Apparently, the NFL doesn’t take issues of documented domestic violence too seriously. Ray Rice of the Baltimore Ravens, the running back who dragged his then-fiancee (now wife) Janay Palmer, out of an elevator unconscious in Atlantic City, will only be suspended for two games.
The punishment is a result of Rice violating the league’s personal conduct policy.
In a statement, released by the Ravens, Rice said:
“It is disappointing that I will not be with my teammates for the first two games of the season, but that’s my fault. As I said earlier, I failed in many ways. But, Janay and I have learned from this. We have become better as a couple and as parents. I am better because of everything we have experienced since that night. The counseling has helped tremendously. My goal is to earn back the trust of the people, especially the children, I let down because of this incident. I am a role model and I take that responsibility seriously. My actions going forward will show that.”

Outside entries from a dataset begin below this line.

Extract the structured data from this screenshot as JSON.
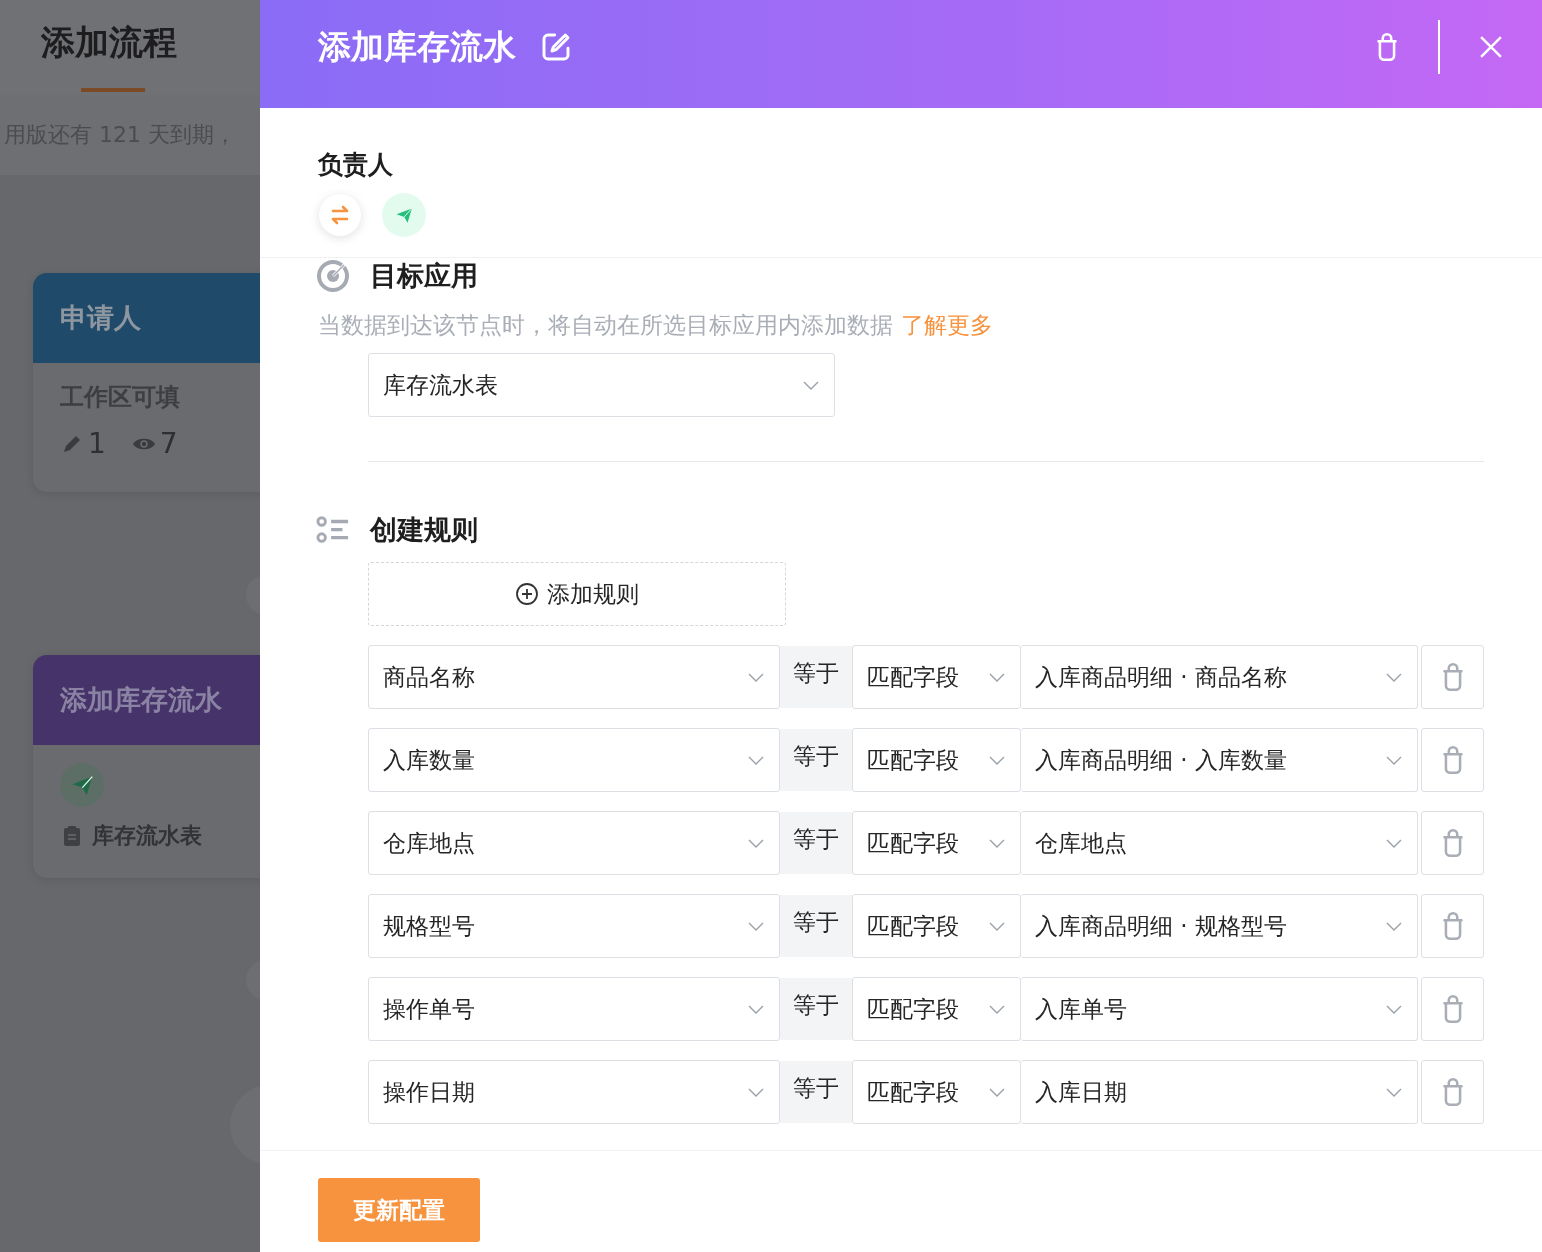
{
  "background_page": {
    "title": "添加流程",
    "notice": "用版还有 121 天到期，",
    "nodes": [
      {
        "kind": "applicant",
        "title": "申请人",
        "subtitle": "工作区可填",
        "edit_count": "1",
        "view_count": "7"
      },
      {
        "kind": "add_record",
        "title": "添加库存流水",
        "table": "库存流水表"
      }
    ]
  },
  "drawer": {
    "title": "添加库存流水",
    "owner": {
      "label": "负责人"
    },
    "target": {
      "title": "目标应用",
      "description": "当数据到达该节点时，将自动在所选目标应用内添加数据",
      "link": "了解更多",
      "app": "库存流水表"
    },
    "rules": {
      "title": "创建规则",
      "add_button": "添加规则",
      "rows": [
        {
          "field": "商品名称",
          "operator": "等于",
          "mode": "匹配字段",
          "value": "入库商品明细 · 商品名称"
        },
        {
          "field": "入库数量",
          "operator": "等于",
          "mode": "匹配字段",
          "value": "入库商品明细 · 入库数量"
        },
        {
          "field": "仓库地点",
          "operator": "等于",
          "mode": "匹配字段",
          "value": "仓库地点"
        },
        {
          "field": "规格型号",
          "operator": "等于",
          "mode": "匹配字段",
          "value": "入库商品明细 · 规格型号"
        },
        {
          "field": "操作单号",
          "operator": "等于",
          "mode": "匹配字段",
          "value": "入库单号"
        },
        {
          "field": "操作日期",
          "operator": "等于",
          "mode": "匹配字段",
          "value": "入库日期"
        }
      ]
    },
    "save_button": "更新配置"
  }
}
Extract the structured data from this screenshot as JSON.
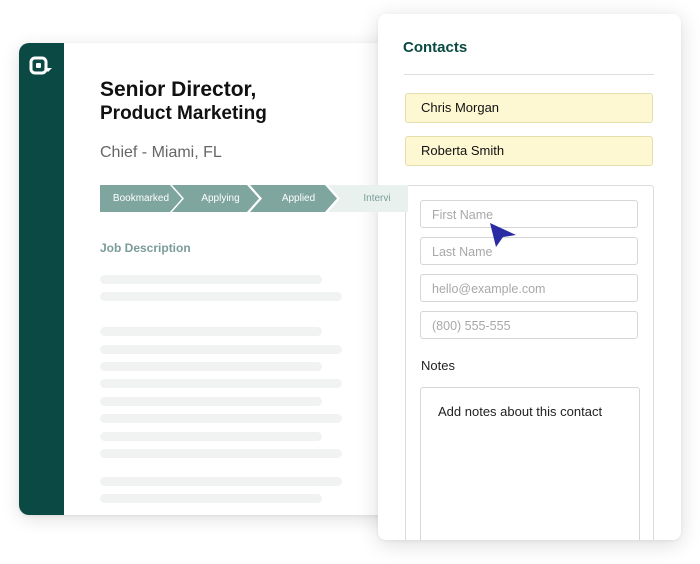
{
  "job": {
    "title_line1": "Senior Director,",
    "title_line2": "Product Marketing",
    "subtitle": "Chief - Miami, FL",
    "pipeline": [
      "Bookmarked",
      "Applying",
      "Applied",
      "Intervi"
    ],
    "section_heading": "Job Description"
  },
  "contacts": {
    "title": "Contacts",
    "people": [
      "Chris Morgan",
      "Roberta Smith"
    ],
    "form": {
      "first_name_placeholder": "First Name",
      "last_name_placeholder": "Last Name",
      "email_placeholder": "hello@example.com",
      "phone_placeholder": "(800) 555-555",
      "notes_label": "Notes",
      "notes_placeholder": "Add notes about this contact"
    }
  },
  "colors": {
    "sidebar": "#0b4a44",
    "pipeline_active": "#7ea59e",
    "chip_bg": "#fdf8d2",
    "cursor": "#2a2aa5"
  },
  "icons": {
    "logo": "app-logo-icon",
    "cursor": "mouse-cursor-icon"
  }
}
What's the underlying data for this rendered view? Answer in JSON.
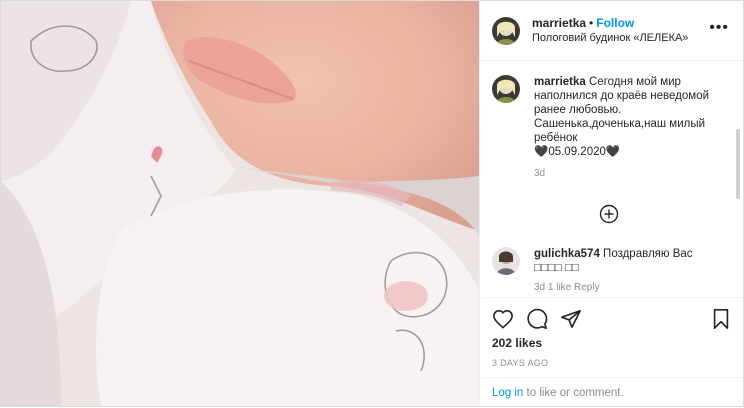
{
  "post": {
    "username": "marrietka",
    "follow_label": "Follow",
    "location": "Пологовий будинок «ЛЕЛЕКА»",
    "caption_text": "Сегодня мой мир наполнился до краёв неведомой ранее любовью.",
    "caption_line2": "Сашенька,доченька,наш милый ребёнок",
    "caption_line3": "🖤05.09.2020🖤",
    "caption_time": "3d",
    "likes": "202 likes",
    "posted_ago": "3 DAYS AGO"
  },
  "comment": {
    "username": "gulichka574",
    "text": "Поздравляю Вас □□□□ □□",
    "meta": "3d   1 like   Reply"
  },
  "footer": {
    "login_link": "Log in",
    "login_rest": " to like or comment."
  },
  "icons": {
    "more": "more-options-icon",
    "like": "heart-icon",
    "comment": "comment-icon",
    "share": "share-icon",
    "save": "bookmark-icon",
    "load_more": "plus-circle-icon"
  },
  "colors": {
    "accent": "#0095f6",
    "text": "#262626",
    "muted": "#8e8e8e"
  }
}
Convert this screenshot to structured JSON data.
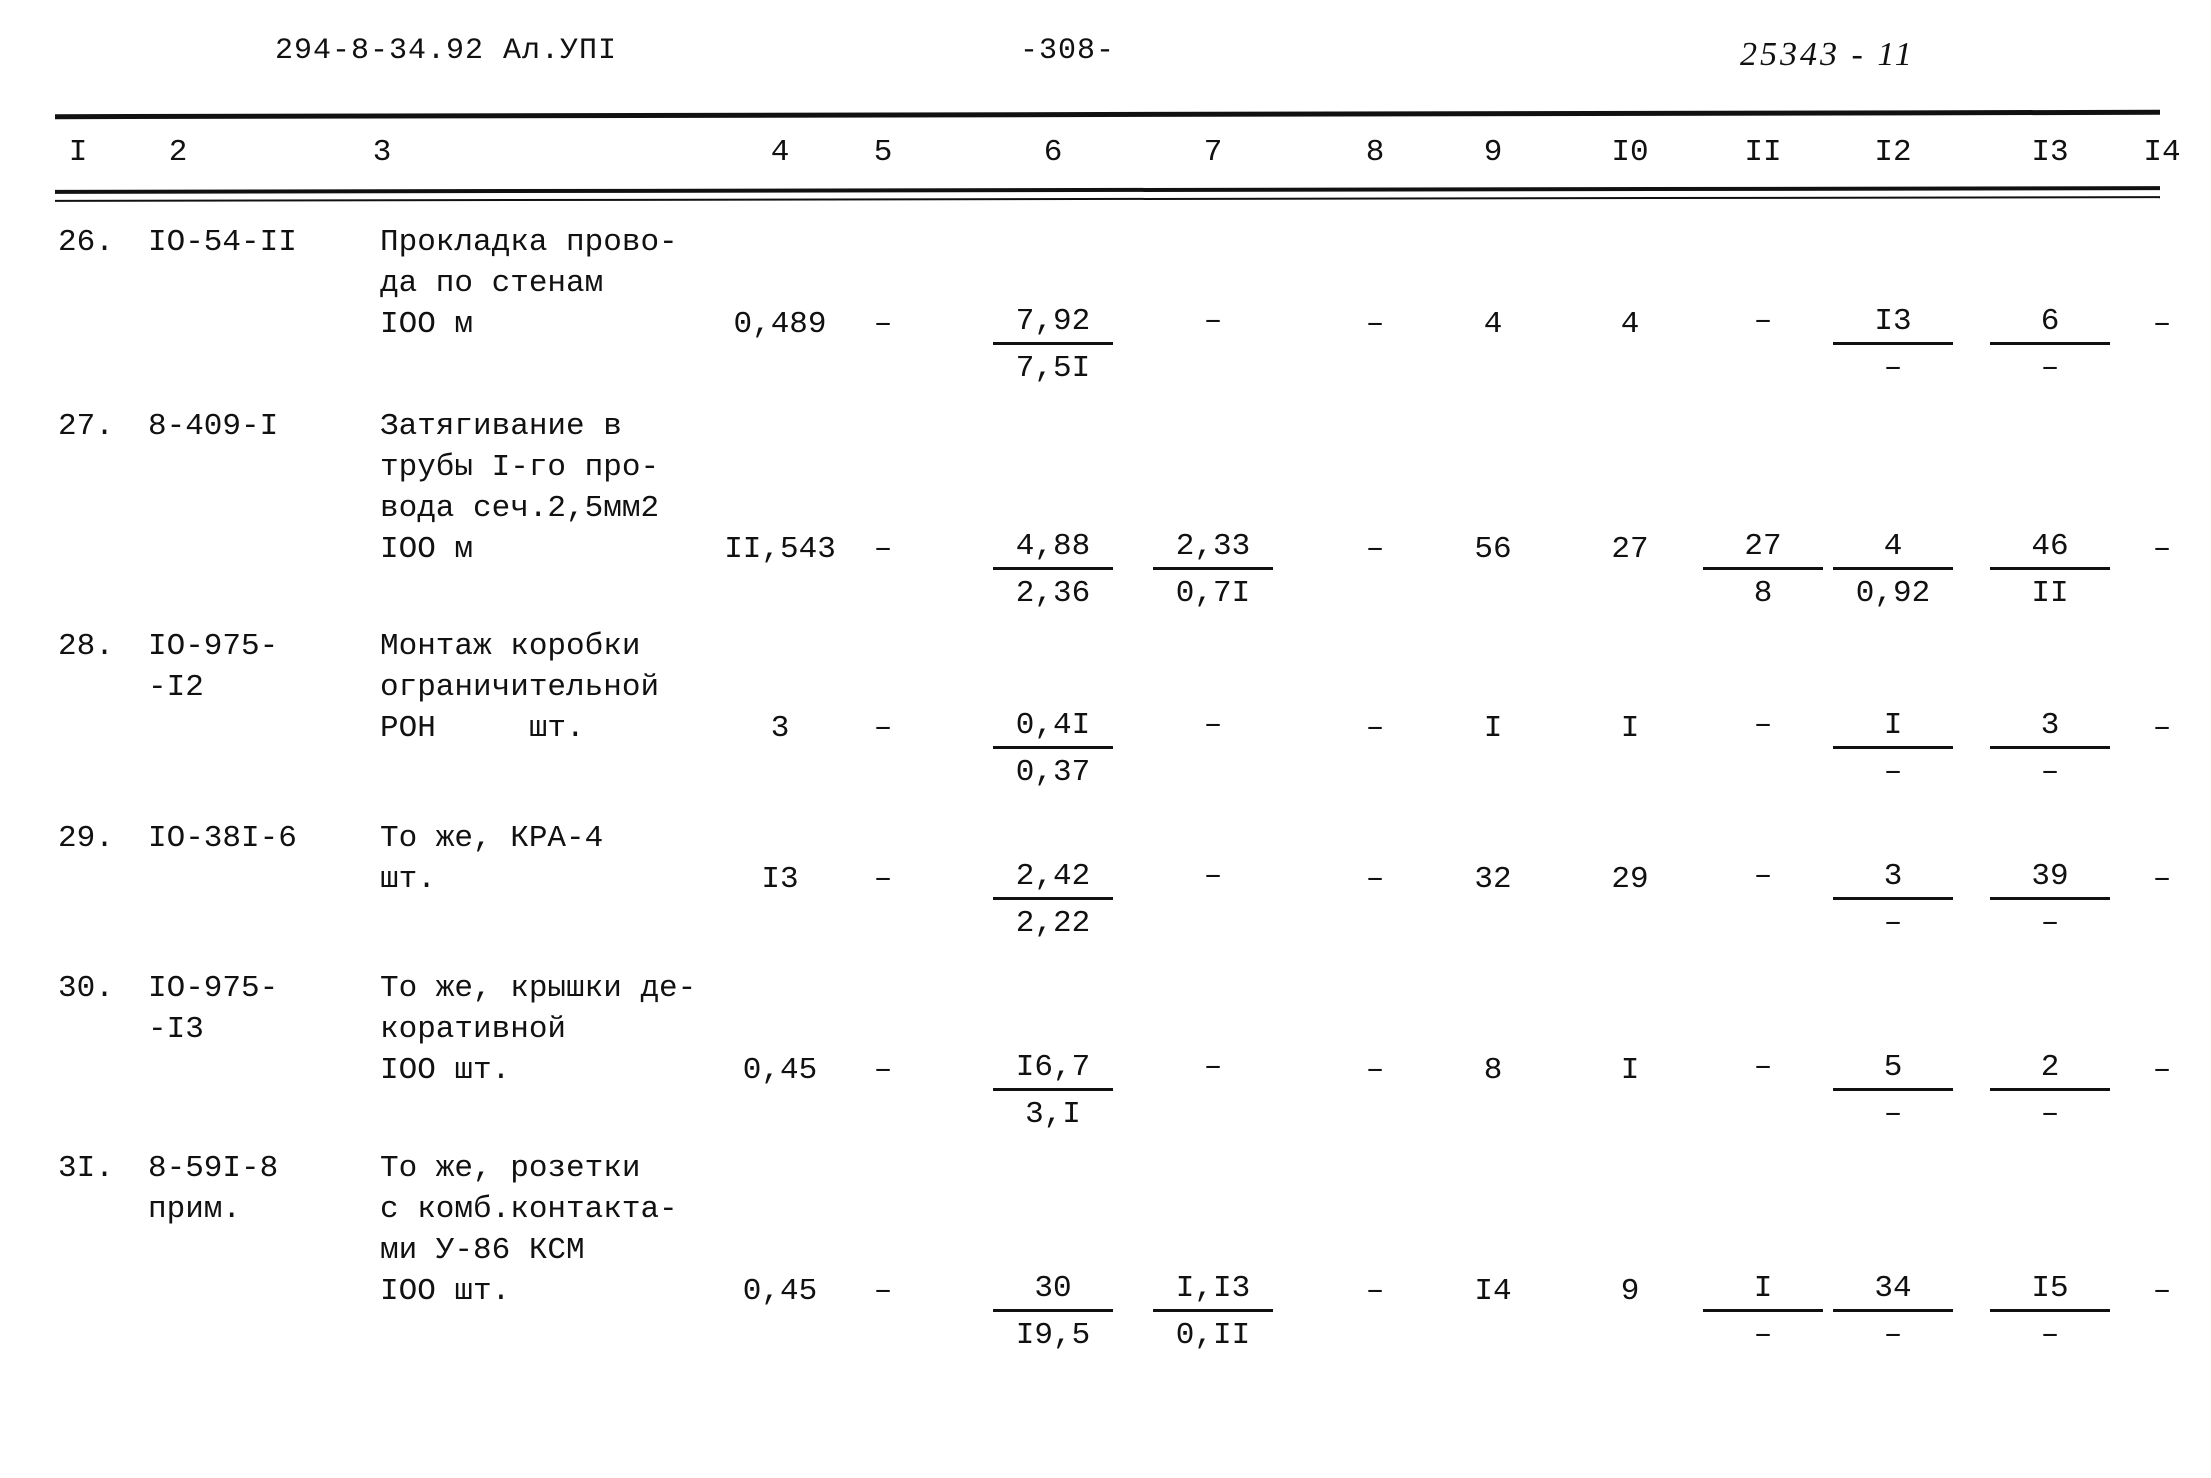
{
  "header": {
    "left": "294-8-34.92 Ал.УПI",
    "center": "-308-",
    "right": "25343 - 11"
  },
  "table": {
    "column_headers": [
      "I",
      "2",
      "3",
      "4",
      "5",
      "6",
      "7",
      "8",
      "9",
      "I0",
      "II",
      "I2",
      "I3",
      "I4"
    ],
    "rows": [
      {
        "num": "26.",
        "code": "IO-54-II",
        "desc_lines": [
          "Прокладка прово-",
          "да по стенам",
          "IOO м"
        ],
        "c4": "0,489",
        "c5": "–",
        "c6_top": "7,92",
        "c6_bot": "7,5I",
        "c7_top": "–",
        "c7_bot": "",
        "c8": "–",
        "c9": "4",
        "c10": "4",
        "c11_top": "–",
        "c11_bot": "",
        "c12_top": "I3",
        "c12_bot": "–",
        "c13_top": "6",
        "c13_bot": "–",
        "c14": "–"
      },
      {
        "num": "27.",
        "code": "8-409-I",
        "desc_lines": [
          "Затягивание в",
          "трубы I-го про-",
          "вода сеч.2,5мм2",
          "IOO м"
        ],
        "c4": "II,543",
        "c5": "–",
        "c6_top": "4,88",
        "c6_bot": "2,36",
        "c7_top": "2,33",
        "c7_bot": "0,7I",
        "c8": "–",
        "c9": "56",
        "c10": "27",
        "c11_top": "27",
        "c11_bot": "8",
        "c12_top": "4",
        "c12_bot": "0,92",
        "c13_top": "46",
        "c13_bot": "II",
        "c14": "–"
      },
      {
        "num": "28.",
        "code": "IO-975-",
        "code2": "-I2",
        "desc_lines": [
          "Монтаж коробки",
          "ограничительной",
          "РОН     шт."
        ],
        "c4": "3",
        "c5": "–",
        "c6_top": "0,4I",
        "c6_bot": "0,37",
        "c7_top": "–",
        "c7_bot": "",
        "c8": "–",
        "c9": "I",
        "c10": "I",
        "c11_top": "–",
        "c11_bot": "",
        "c12_top": "I",
        "c12_bot": "–",
        "c13_top": "3",
        "c13_bot": "–",
        "c14": "–"
      },
      {
        "num": "29.",
        "code": "IO-38I-6",
        "desc_lines": [
          "То же, КРА-4",
          "шт."
        ],
        "c4": "I3",
        "c5": "–",
        "c6_top": "2,42",
        "c6_bot": "2,22",
        "c7_top": "–",
        "c7_bot": "",
        "c8": "–",
        "c9": "32",
        "c10": "29",
        "c11_top": "–",
        "c11_bot": "",
        "c12_top": "3",
        "c12_bot": "–",
        "c13_top": "39",
        "c13_bot": "–",
        "c14": "–"
      },
      {
        "num": "30.",
        "code": "IO-975-",
        "code2": "-I3",
        "desc_lines": [
          "То же, крышки де-",
          "коративной",
          "IOO шт."
        ],
        "c4": "0,45",
        "c5": "–",
        "c6_top": "I6,7",
        "c6_bot": "3,I",
        "c7_top": "–",
        "c7_bot": "",
        "c8": "–",
        "c9": "8",
        "c10": "I",
        "c11_top": "–",
        "c11_bot": "",
        "c12_top": "5",
        "c12_bot": "–",
        "c13_top": "2",
        "c13_bot": "–",
        "c14": "–"
      },
      {
        "num": "3I.",
        "code": "8-59I-8",
        "code2": "прим.",
        "desc_lines": [
          "То же, розетки",
          "с комб.контакта-",
          "ми У-86 КСМ",
          "IOO шт."
        ],
        "c4": "0,45",
        "c5": "–",
        "c6_top": "30",
        "c6_bot": "I9,5",
        "c7_top": "I,I3",
        "c7_bot": "0,II",
        "c8": "–",
        "c9": "I4",
        "c10": "9",
        "c11_top": "I",
        "c11_bot": "–",
        "c12_top": "34",
        "c12_bot": "–",
        "c13_top": "I5",
        "c13_bot": "–",
        "c14": "–"
      }
    ]
  }
}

Ravens general manager, Ozzie Newsome called the ruling “fair” and added,
“That night was not typical of the Ray Rice we know and respect. We believe that he will not let that one night define who he is, and he is determined to make sure something like this never happens again.”
Rice is currently enrolled in a program for first-time offenders that includes family counseling and will also clear his record of criminal charges if he meets all the conditions.
Can we agree that this “punishment,” if you can even call it that, is completely unacceptable and sends a terrible message on behalf of the NFL?
As USA Today Maggie Hendricks noted, far lesser offenses receive stronger punishments. Repeat offenders who violate a drug policy will be suspended for four games. A violent tackle will get you kicked out of one game. And if you haven’t quite made it to the NFL yet, selling your autograph while in college will get you “sat down” for five games.
But apparently, proof of you beating your fiancee and the mother of your child unconscious and then dragging her out of a public elevator like she’s a piece of trash is only worth two games.
This is not even just about Ray Rice anymore. When 1 in 3 women will be abused throughout the course of her lifetime, often by a member of her own family, it’s a problem not unique to Rice. We’ve seen it play out far too many times just in recent months with other celebrities beating their girlfriends, wives or fiancees. I believe in redemption and all that and the counseling might actually be working for him. But a part of learning the lesson is being adequately punished. And a two game suspension is more or less an extended time out. It’s not good enough for Rice, it’s not good enough for the other women who suffered like Janay but didn’t have their abuse recorded and broadcast and it’s not good enough for the young boys who will grow up thinking this wasn’t “that big of a deal.”
With this puny suspension, the NFL proves that they don’t really take violence against women seriously. I know you’ve heard the comparisons drawn thousands of times by now, but Michael Vick was practically stoned in the town square for allowing his friends to use his property for dog fights. I love dogs and dog fighting is wrong but I value the lives of women far more than dogs. Sorry, not sorry.
The only message this punishment sends is that violence against women can be forgiven with a press conference, pathetic statement and a two game suspension.
As Hendricks writes to the NFL: “Don’t tell me you care about women’s health come October. Don’t pink wash the whole league and pay lip service to how much you care about women. Don’t trot out breast cancer survivors as symbols of the NFL’s close relationship with women and then give a man who threatened a woman’s health–ON TAPE– a two game suspension.”
The NFL is about money. And they know the majority of their revenue is tied to public perception of their image. Sadly, the league got the message that men, their target audience and demographic, wouldn’t care one way or another what happened to Palmer, a Black woman, that night. And they subsequently didn’t care about the consequences Rice, the perpetrator of the violence, faced as a result.
Yes, the NFL dropped the ball. But really, their decision is just a clear indicator of just how much the whole country (and various parts of the world) really value women and their well-being. If you didn’t get the message, ladies, your life and well-being are worth two football games.